James Langton Facebook LinkedIn Twitter In addition to serving as head of the ICBC, Taylor has also been deputy minister of Finance and secretary to the Treasury Board in BC, chief of staff to the premier, and he held a number of high-level positions with Alberta Finance in the 1990s. He is currently president of US operations for power company, TransAlta. Taylor has also served on a variety of private and public sector boards including NaiKun Wind Energy Group, B.C. Forestry Investment & Innovation, B.C. Automobile Dealers Association, TransAlta New Zealand and TransAlta Power Ltd., the Conference Board of Canada, and the World Wildlife Fund – Canada. The government announced earlier this year that it would conduct reviews of all Crown corporations, and it says that the review of the ICBC is ongoing. A report is expected to be released before the fall. Related news TD getting new head of private wealth, financial planning CETFA elects new board leader Share this article and your comments with peers on social media PenderFund names new SVP for investments The British Columbia government has appointed Paul Taylor, former president and CEO of Insurance Corporation of British Columbia (ICBC), as chairman of the ICBC board. Taylor is taking the job for 12 to 18 months on a volunteer basis. He will be compensated for expenses only. The position of ICBC chair has been vacant since January, when Nancy McKinstry resigned to pursue other opportunities. Keywords Appointments,  Insurance companies read more

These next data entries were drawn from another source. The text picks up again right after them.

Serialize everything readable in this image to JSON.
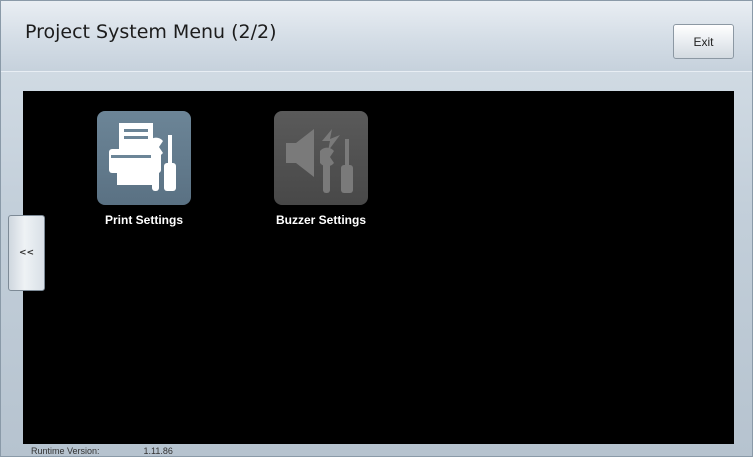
{
  "header": {
    "title": "Project System Menu (2/2)",
    "exit_label": "Exit"
  },
  "nav": {
    "back_label": "<<"
  },
  "tiles": [
    {
      "label": "Print Settings",
      "icon": "print-settings-icon",
      "enabled": true
    },
    {
      "label": "Buzzer Settings",
      "icon": "buzzer-settings-icon",
      "enabled": false
    }
  ],
  "status": {
    "runtime_label": "Runtime Version:",
    "runtime_value": "1.11.86"
  },
  "colors": {
    "content_bg": "#000000",
    "tile_enabled": "#617a8c",
    "tile_disabled": "#525252"
  }
}
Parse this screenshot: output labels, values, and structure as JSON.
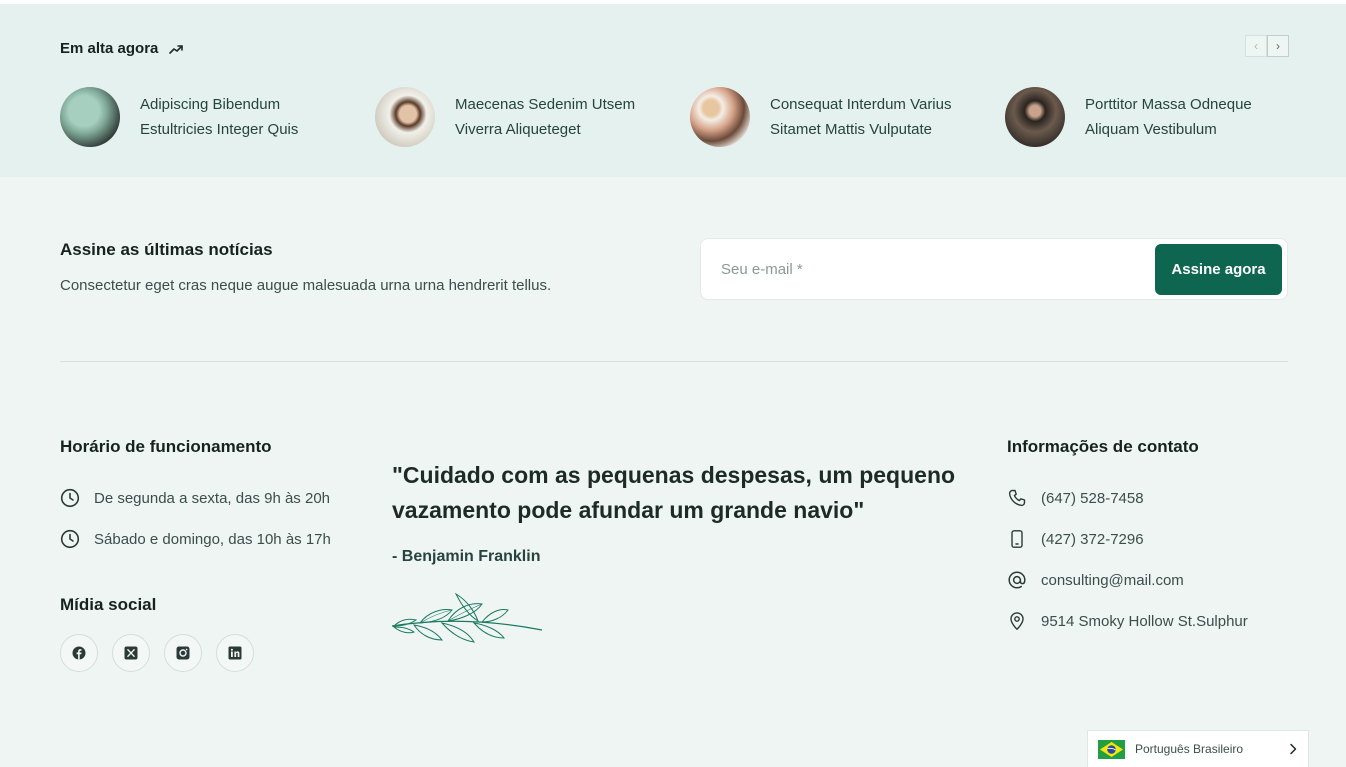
{
  "trending": {
    "title": "Em alta agora",
    "prev_label": "‹",
    "next_label": "›",
    "items": [
      {
        "line1": "Adipiscing Bibendum",
        "line2": "Estultricies Integer Quis"
      },
      {
        "line1": "Maecenas Sedenim Utsem",
        "line2": "Viverra Aliqueteget"
      },
      {
        "line1": "Consequat Interdum Varius",
        "line2": "Sitamet Mattis Vulputate"
      },
      {
        "line1": "Porttitor Massa Odneque",
        "line2": "Aliquam Vestibulum"
      }
    ]
  },
  "newsletter": {
    "title": "Assine as últimas notícias",
    "description": "Consectetur eget cras neque augue malesuada urna urna hendrerit tellus.",
    "email_placeholder": "Seu e-mail *",
    "button_label": "Assine agora"
  },
  "hours": {
    "title": "Horário de funcionamento",
    "weekdays": "De segunda a sexta, das 9h às 20h",
    "weekend": "Sábado e domingo, das 10h às 17h"
  },
  "social": {
    "title": "Mídia social",
    "icons": [
      "facebook-icon",
      "x-icon",
      "instagram-icon",
      "linkedin-icon"
    ]
  },
  "quote": {
    "text": "\"Cuidado com as pequenas despesas, um pequeno vazamento pode afundar um grande navio\"",
    "author": "- Benjamin Franklin"
  },
  "contact": {
    "title": "Informações de contato",
    "phone": "(647) 528-7458",
    "mobile": "(427) 372-7296",
    "email": "consulting@mail.com",
    "address": "9514 Smoky Hollow St.Sulphur"
  },
  "language": {
    "label": "Português Brasileiro",
    "flag": "brazil-flag-icon"
  },
  "colors": {
    "accent": "#0f6650",
    "trending_bg": "#e5f1ee",
    "page_bg": "#eff5f3"
  }
}
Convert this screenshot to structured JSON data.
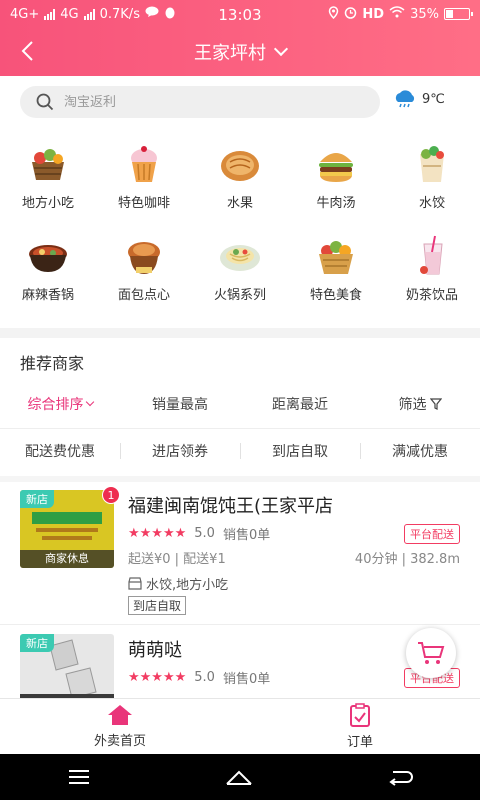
{
  "status_bar": {
    "network1": "4G+",
    "network2": "4G",
    "speed": "0.7K/s",
    "time": "13:03",
    "hd": "HD",
    "battery": "35%"
  },
  "header": {
    "location": "王家坪村",
    "accent": "#f7537a"
  },
  "search": {
    "placeholder": "淘宝返利"
  },
  "weather": {
    "temp": "9℃",
    "icon": "cloud-rain-icon"
  },
  "categories": [
    {
      "label": "地方小吃",
      "icon": "snack-basket-icon"
    },
    {
      "label": "特色咖啡",
      "icon": "cupcake-icon"
    },
    {
      "label": "水果",
      "icon": "pancake-icon"
    },
    {
      "label": "牛肉汤",
      "icon": "burger-icon"
    },
    {
      "label": "水饺",
      "icon": "salad-bag-icon"
    },
    {
      "label": "麻辣香锅",
      "icon": "hotpot-bowl-icon"
    },
    {
      "label": "面包点心",
      "icon": "bread-pot-icon"
    },
    {
      "label": "火锅系列",
      "icon": "noodle-plate-icon"
    },
    {
      "label": "特色美食",
      "icon": "fruit-basket-icon"
    },
    {
      "label": "奶茶饮品",
      "icon": "milk-tea-icon"
    }
  ],
  "section_title": "推荐商家",
  "sort_tabs": [
    "综合排序",
    "销量最高",
    "距离最近",
    "筛选"
  ],
  "filters": [
    "配送费优惠",
    "进店领券",
    "到店自取",
    "满减优惠"
  ],
  "stores": [
    {
      "name": "福建闽南馄饨王(王家平店",
      "badge": "新店",
      "thumb_status": "商家休息",
      "cart_count": "1",
      "rating": 5,
      "rating_text": "5.0",
      "sales": "销售0单",
      "delivery_badge": "平台配送",
      "delivery_info": "起送¥0 | 配送¥1",
      "eta": "40分钟 | 382.8m",
      "tags": "水饺,地方小吃",
      "pickup": "到店自取",
      "thumb_color": "#d9c623"
    },
    {
      "name": "萌萌哒",
      "badge": "新店",
      "rating": 5,
      "rating_text": "5.0",
      "sales": "销售0单",
      "delivery_badge": "平台配送",
      "thumb_color": "#e7e7e7"
    }
  ],
  "tabbar": [
    {
      "label": "外卖首页",
      "icon": "home-icon",
      "color": "#e9357a"
    },
    {
      "label": "订单",
      "icon": "order-icon",
      "color": "#e9357a"
    }
  ]
}
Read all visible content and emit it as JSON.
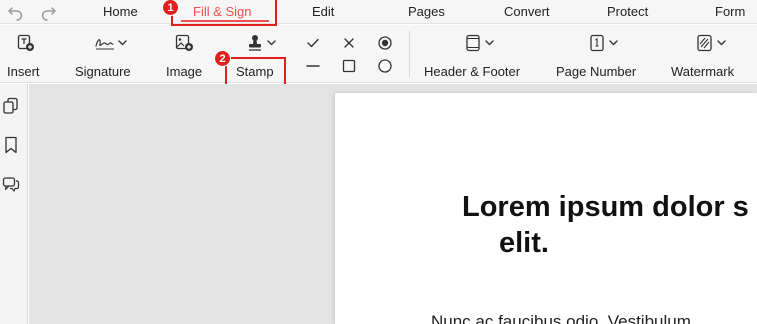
{
  "menu": {
    "items": [
      {
        "id": "home",
        "label": "Home"
      },
      {
        "id": "fill-sign",
        "label": "Fill & Sign",
        "active": true
      },
      {
        "id": "edit",
        "label": "Edit"
      },
      {
        "id": "pages",
        "label": "Pages"
      },
      {
        "id": "convert",
        "label": "Convert"
      },
      {
        "id": "protect",
        "label": "Protect"
      },
      {
        "id": "form",
        "label": "Form"
      }
    ],
    "accent_color": "#ef4f4f"
  },
  "ribbon": {
    "tools": [
      {
        "id": "insert",
        "label": "Insert",
        "icon": "insert-text-box-icon"
      },
      {
        "id": "signature",
        "label": "Signature",
        "icon": "signature-icon"
      },
      {
        "id": "image",
        "label": "Image",
        "icon": "image-add-icon"
      },
      {
        "id": "stamp",
        "label": "Stamp",
        "icon": "stamp-icon"
      },
      {
        "id": "header-footer",
        "label": "Header & Footer",
        "icon": "header-footer-icon"
      },
      {
        "id": "page-number",
        "label": "Page Number",
        "icon": "page-number-icon"
      },
      {
        "id": "watermark",
        "label": "Watermark",
        "icon": "watermark-icon"
      }
    ],
    "symbols": [
      "check-icon",
      "cross-icon",
      "radio-dot-icon",
      "line-icon",
      "square-icon",
      "circle-icon"
    ]
  },
  "annotations": {
    "badge_1": "1",
    "badge_2": "2",
    "highlight_color": "#e0201d"
  },
  "sidebar": {
    "icons": [
      "pages-thumbnail-icon",
      "bookmark-icon",
      "comments-icon"
    ]
  },
  "document": {
    "title_line1": "Lorem ipsum dolor s",
    "title_line2": "elit.",
    "body_line1": "Nunc ac faucibus odio. Vestibulum"
  }
}
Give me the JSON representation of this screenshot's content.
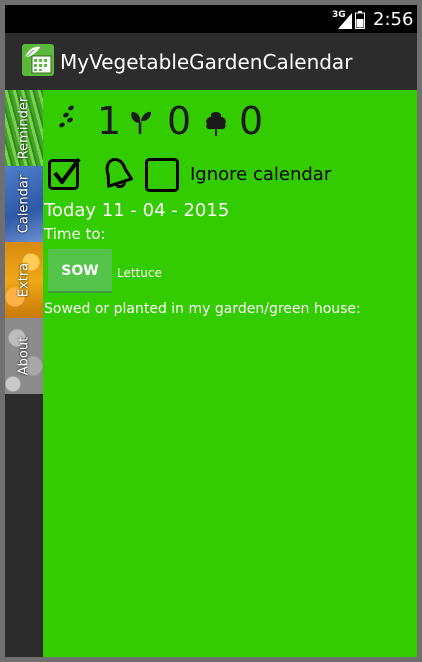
{
  "status_bar": {
    "network": "3G",
    "time": "2:56"
  },
  "app": {
    "title": "MyVegetableGardenCalendar"
  },
  "tabs": [
    {
      "label": "Reminder"
    },
    {
      "label": "Calendar"
    },
    {
      "label": "Extra"
    },
    {
      "label": "About"
    }
  ],
  "counters": {
    "seeds": "1",
    "seedlings": "0",
    "trees": "0"
  },
  "options": {
    "reminder_checked": true,
    "ignore_checked": false,
    "ignore_label": "Ignore calendar"
  },
  "today": "Today 11 - 04 - 2015",
  "time_to_label": "Time to:",
  "tasks": [
    {
      "action": "SOW",
      "crop": "Lettuce"
    }
  ],
  "sowed_label": "Sowed or planted in my garden/green house:",
  "colors": {
    "main_bg": "#33cc00",
    "action_bar": "#2c2c2c",
    "button": "#55c44a"
  }
}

U.S. boosts scrutiny of Treasury markets

first_img FCA seeks consumer duty standards U.S. securities watchdogs reviewing recent stock market turbulence Related news Facebook LinkedIn Twitter Share this article and your comments with peers on social media James Langton center_img The new rule requires that FINRA members report secondary-market transactions in Treasury securities — except savings bonds — to its trade reporting and compliance engine (TRACE). The data collected will not be reported publicly, but it will be shared with other U.S. financial regulators. “The Treasury market is the deepest, most liquid and most widely followed government-securities market in the world, and it is critical that regulators receive the data necessary to inform effective oversight of the market,” said Robert Cook, president and CEO of FINRA. The effort to boost oversight of U.S. Treasury markets follows unexplained volatility in the market that occurred in 2014. That event prompted an investigation by a working group comprising several federal agencies, which called for increased data collection in these markets. FINRA also noted that the implementation of the new requirements follows months of preparation and testing by the self-regulatory organization and its members. “Our existing TRACE utility has been ideally positioned to receive this important regulatory information in a manner that minimizes the incremental burden on member firms,” Cook said. Keywords Securities regulationsCompanies Financial Industry Regulatory Authority U.S. securities regulators are stepping up surveillance of fixed-income markets with the implementation of new reporting requirements for Treasury trading. The Financial Industry Regulatory Authority (FINRA) announced that it has adopted a new requirement for securities firms to report certain transactions in Treasury securities. The rule gives regulators a new tool to use in exercisingoversight of this critical market. OSC adds three to IAPlast_img read more